But Accenture changed the answer options, which somewhat blurred the picture. In 2009, two new sources were included in the questionnaire: freemium (part of the content remains free, and the user must pay for the other part) and a hybrid scheme (a combination of different sources of income, for example, advertising and subscription). Anyone can notice that the freemium is a special case of the hybrid scheme, and in the above diagram Accenture combined the " hybrid " answers with the " advertising " ones. (60% in the upper bar actually means 39% advertising + 21% hybrid).
I spoke with David Wolf of Accenture about what conclusions we should draw from these discoveries. He said the most obvious thing is that in the near future, most attention will be paid to hybrid business models. “The only thing that becomes clear from the study is that none of the emerging business models will be the only one ,” Wolf explained.
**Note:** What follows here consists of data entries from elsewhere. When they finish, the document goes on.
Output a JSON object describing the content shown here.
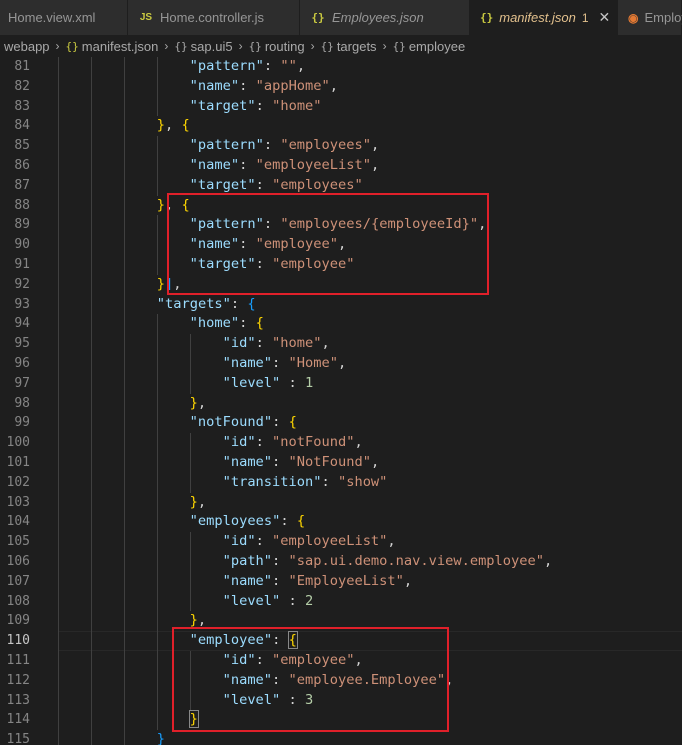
{
  "tabs": [
    {
      "label": "Home.view.xml",
      "icon": "",
      "icon_name": "",
      "active": false,
      "italic": false,
      "badge": "",
      "close": ""
    },
    {
      "label": "Home.controller.js",
      "icon": "JS",
      "icon_name": "js-file-icon",
      "active": false,
      "italic": false,
      "badge": "",
      "close": ""
    },
    {
      "label": "Employees.json",
      "icon": "{}",
      "icon_name": "json-file-icon",
      "active": false,
      "italic": true,
      "badge": "",
      "close": ""
    },
    {
      "label": "manifest.json",
      "icon": "{}",
      "icon_name": "json-file-icon",
      "active": true,
      "italic": true,
      "badge": "1",
      "close": "✕"
    },
    {
      "label": "Employ",
      "icon": "◉",
      "icon_name": "rss-file-icon",
      "active": false,
      "italic": false,
      "badge": "",
      "close": ""
    }
  ],
  "breadcrumb": [
    {
      "label": "webapp",
      "icon": ""
    },
    {
      "label": "manifest.json",
      "icon": "{}"
    },
    {
      "label": "sap.ui5",
      "icon": "{}"
    },
    {
      "label": "routing",
      "icon": "{}"
    },
    {
      "label": "targets",
      "icon": "{}"
    },
    {
      "label": "employee",
      "icon": "{}"
    }
  ],
  "current_line": 110,
  "lines": [
    {
      "n": 81,
      "d": 4,
      "t": [
        [
          "k",
          "\"pattern\""
        ],
        [
          "p",
          ": "
        ],
        [
          "s",
          "\"\""
        ],
        [
          "p",
          ","
        ]
      ]
    },
    {
      "n": 82,
      "d": 4,
      "t": [
        [
          "k",
          "\"name\""
        ],
        [
          "p",
          ": "
        ],
        [
          "s",
          "\"appHome\""
        ],
        [
          "p",
          ","
        ]
      ]
    },
    {
      "n": 83,
      "d": 4,
      "t": [
        [
          "k",
          "\"target\""
        ],
        [
          "p",
          ": "
        ],
        [
          "s",
          "\"home\""
        ]
      ]
    },
    {
      "n": 84,
      "d": 3,
      "t": [
        [
          "b3",
          "}"
        ],
        [
          "p",
          ", "
        ],
        [
          "b3",
          "{"
        ]
      ]
    },
    {
      "n": 85,
      "d": 4,
      "t": [
        [
          "k",
          "\"pattern\""
        ],
        [
          "p",
          ": "
        ],
        [
          "s",
          "\"employees\""
        ],
        [
          "p",
          ","
        ]
      ]
    },
    {
      "n": 86,
      "d": 4,
      "t": [
        [
          "k",
          "\"name\""
        ],
        [
          "p",
          ": "
        ],
        [
          "s",
          "\"employeeList\""
        ],
        [
          "p",
          ","
        ]
      ]
    },
    {
      "n": 87,
      "d": 4,
      "t": [
        [
          "k",
          "\"target\""
        ],
        [
          "p",
          ": "
        ],
        [
          "s",
          "\"employees\""
        ]
      ]
    },
    {
      "n": 88,
      "d": 3,
      "t": [
        [
          "b3",
          "}"
        ],
        [
          "p",
          ", "
        ],
        [
          "b3",
          "{"
        ]
      ]
    },
    {
      "n": 89,
      "d": 4,
      "t": [
        [
          "k",
          "\"pattern\""
        ],
        [
          "p",
          ": "
        ],
        [
          "s",
          "\"employees/{employeeId}\""
        ],
        [
          "p",
          ","
        ]
      ]
    },
    {
      "n": 90,
      "d": 4,
      "t": [
        [
          "k",
          "\"name\""
        ],
        [
          "p",
          ": "
        ],
        [
          "s",
          "\"employee\""
        ],
        [
          "p",
          ","
        ]
      ]
    },
    {
      "n": 91,
      "d": 4,
      "t": [
        [
          "k",
          "\"target\""
        ],
        [
          "p",
          ": "
        ],
        [
          "s",
          "\"employee\""
        ]
      ]
    },
    {
      "n": 92,
      "d": 3,
      "t": [
        [
          "b3",
          "}"
        ],
        [
          "b2",
          "]"
        ],
        [
          "p",
          ","
        ]
      ]
    },
    {
      "n": 93,
      "d": 3,
      "t": [
        [
          "k",
          "\"targets\""
        ],
        [
          "p",
          ": "
        ],
        [
          "b2",
          "{"
        ]
      ]
    },
    {
      "n": 94,
      "d": 4,
      "t": [
        [
          "k",
          "\"home\""
        ],
        [
          "p",
          ": "
        ],
        [
          "b3",
          "{"
        ]
      ]
    },
    {
      "n": 95,
      "d": 5,
      "t": [
        [
          "k",
          "\"id\""
        ],
        [
          "p",
          ": "
        ],
        [
          "s",
          "\"home\""
        ],
        [
          "p",
          ","
        ]
      ]
    },
    {
      "n": 96,
      "d": 5,
      "t": [
        [
          "k",
          "\"name\""
        ],
        [
          "p",
          ": "
        ],
        [
          "s",
          "\"Home\""
        ],
        [
          "p",
          ","
        ]
      ]
    },
    {
      "n": 97,
      "d": 5,
      "t": [
        [
          "k",
          "\"level\""
        ],
        [
          "p",
          " : "
        ],
        [
          "n",
          "1"
        ]
      ]
    },
    {
      "n": 98,
      "d": 4,
      "t": [
        [
          "b3",
          "}"
        ],
        [
          "p",
          ","
        ]
      ]
    },
    {
      "n": 99,
      "d": 4,
      "t": [
        [
          "k",
          "\"notFound\""
        ],
        [
          "p",
          ": "
        ],
        [
          "b3",
          "{"
        ]
      ]
    },
    {
      "n": 100,
      "d": 5,
      "t": [
        [
          "k",
          "\"id\""
        ],
        [
          "p",
          ": "
        ],
        [
          "s",
          "\"notFound\""
        ],
        [
          "p",
          ","
        ]
      ]
    },
    {
      "n": 101,
      "d": 5,
      "t": [
        [
          "k",
          "\"name\""
        ],
        [
          "p",
          ": "
        ],
        [
          "s",
          "\"NotFound\""
        ],
        [
          "p",
          ","
        ]
      ]
    },
    {
      "n": 102,
      "d": 5,
      "t": [
        [
          "k",
          "\"transition\""
        ],
        [
          "p",
          ": "
        ],
        [
          "s",
          "\"show\""
        ]
      ]
    },
    {
      "n": 103,
      "d": 4,
      "t": [
        [
          "b3",
          "}"
        ],
        [
          "p",
          ","
        ]
      ]
    },
    {
      "n": 104,
      "d": 4,
      "t": [
        [
          "k",
          "\"employees\""
        ],
        [
          "p",
          ": "
        ],
        [
          "b3",
          "{"
        ]
      ]
    },
    {
      "n": 105,
      "d": 5,
      "t": [
        [
          "k",
          "\"id\""
        ],
        [
          "p",
          ": "
        ],
        [
          "s",
          "\"employeeList\""
        ],
        [
          "p",
          ","
        ]
      ]
    },
    {
      "n": 106,
      "d": 5,
      "t": [
        [
          "k",
          "\"path\""
        ],
        [
          "p",
          ": "
        ],
        [
          "s",
          "\"sap.ui.demo.nav.view.employee\""
        ],
        [
          "p",
          ","
        ]
      ]
    },
    {
      "n": 107,
      "d": 5,
      "t": [
        [
          "k",
          "\"name\""
        ],
        [
          "p",
          ": "
        ],
        [
          "s",
          "\"EmployeeList\""
        ],
        [
          "p",
          ","
        ]
      ]
    },
    {
      "n": 108,
      "d": 5,
      "t": [
        [
          "k",
          "\"level\""
        ],
        [
          "p",
          " : "
        ],
        [
          "n",
          "2"
        ]
      ]
    },
    {
      "n": 109,
      "d": 4,
      "t": [
        [
          "b3",
          "}"
        ],
        [
          "p",
          ","
        ]
      ]
    },
    {
      "n": 110,
      "d": 4,
      "t": [
        [
          "k",
          "\"employee\""
        ],
        [
          "p",
          ": "
        ],
        [
          "b3m",
          "{"
        ]
      ]
    },
    {
      "n": 111,
      "d": 5,
      "t": [
        [
          "k",
          "\"id\""
        ],
        [
          "p",
          ": "
        ],
        [
          "s",
          "\"employee\""
        ],
        [
          "p",
          ","
        ]
      ]
    },
    {
      "n": 112,
      "d": 5,
      "t": [
        [
          "k",
          "\"name\""
        ],
        [
          "p",
          ": "
        ],
        [
          "s",
          "\"employee.Employee\""
        ],
        [
          "p",
          ","
        ]
      ]
    },
    {
      "n": 113,
      "d": 5,
      "t": [
        [
          "k",
          "\"level\""
        ],
        [
          "p",
          " : "
        ],
        [
          "n",
          "3"
        ]
      ]
    },
    {
      "n": 114,
      "d": 4,
      "t": [
        [
          "b3m",
          "}"
        ]
      ]
    },
    {
      "n": 115,
      "d": 3,
      "t": [
        [
          "b2",
          "}"
        ]
      ]
    }
  ],
  "highlight_color": "#e0202a",
  "colors": {
    "key": "#9cdcfe",
    "string": "#ce9178",
    "number": "#b5cea8",
    "bracket_gold": "#ffd700",
    "bracket_blue": "#179fff",
    "background": "#1e1e1e"
  }
}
Hand in hand with the hybrid model, the aggressive transition to a multi-platform content distribution strategy is striding. “What we found out is that platforms and growth need to be considered together,” Wolf explained. “How do we make products that cover all possible types of screens?” About 65% of respondents said that business would grow with new platforms and new delivery methods. 25% said that growth would be due to new content, and only 10% said they were counting on new geographic markets. For three years, these answers have not changed much.
Another trend that the media industry is looking at is the more personalized use of data. Instead of looking at the audience in a general way, Wolf predicts that media companies will learn to adapt to individual consumer needs. About the way hotel chains attract customers through loyalty programs. In those companies where they used to follow the demographic principles of determining the audience in the old fashioned way, Wolf said that they “change the stereotype” to something more individualized.